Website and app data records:
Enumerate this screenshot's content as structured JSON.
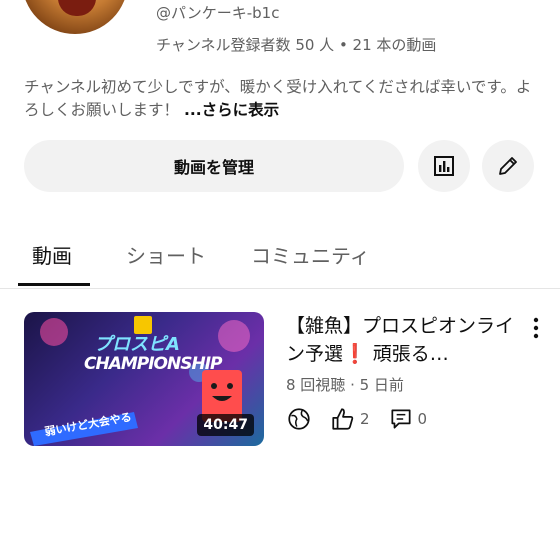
{
  "channel": {
    "handle": "@パンケーキ-b1c",
    "stats": "チャンネル登録者数 50 人 • 21 本の動画",
    "description": "チャンネル初めて少しですが、暖かく受け入れてくだされば幸いです。よろしくお願いします！ ",
    "more_label": "...さらに表示"
  },
  "actions": {
    "manage_label": "動画を管理",
    "analytics_icon": "analytics-icon",
    "edit_icon": "pencil-icon"
  },
  "tabs": [
    {
      "label": "動画",
      "active": true
    },
    {
      "label": "ショート",
      "active": false
    },
    {
      "label": "コミュニティ",
      "active": false
    }
  ],
  "videos": [
    {
      "title": "【雑魚】プロスピオンライン予選❗ 頑張る…",
      "meta": "8 回視聴 · 5 日前",
      "duration": "40:47",
      "likes": "2",
      "comments": "0",
      "thumbnail_text": {
        "line1": "プロスピA",
        "line2": "CHAMPIONSHIP",
        "tagline": "弱いけど大会やる"
      }
    }
  ],
  "colors": {
    "text_primary": "#0f0f0f",
    "text_secondary": "#606060",
    "button_bg": "#f2f2f2",
    "divider": "#e5e5e5"
  }
}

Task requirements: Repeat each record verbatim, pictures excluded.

Reply to the exercise:
Enumerate this screenshot's content as structured JSON.
{
  "channel": {
    "handle": "@パンケーキ-b1c",
    "stats": "チャンネル登録者数 50 人 • 21 本の動画",
    "description": "チャンネル初めて少しですが、暖かく受け入れてくだされば幸いです。よろしくお願いします！ ",
    "more_label": "...さらに表示"
  },
  "actions": {
    "manage_label": "動画を管理",
    "analytics_icon": "analytics-icon",
    "edit_icon": "pencil-icon"
  },
  "tabs": [
    {
      "label": "動画",
      "active": true
    },
    {
      "label": "ショート",
      "active": false
    },
    {
      "label": "コミュニティ",
      "active": false
    }
  ],
  "videos": [
    {
      "title": "【雑魚】プロスピオンライン予選❗ 頑張る…",
      "meta": "8 回視聴 · 5 日前",
      "duration": "40:47",
      "likes": "2",
      "comments": "0",
      "thumbnail_text": {
        "line1": "プロスピA",
        "line2": "CHAMPIONSHIP",
        "tagline": "弱いけど大会やる"
      }
    }
  ],
  "colors": {
    "text_primary": "#0f0f0f",
    "text_secondary": "#606060",
    "button_bg": "#f2f2f2",
    "divider": "#e5e5e5"
  }
}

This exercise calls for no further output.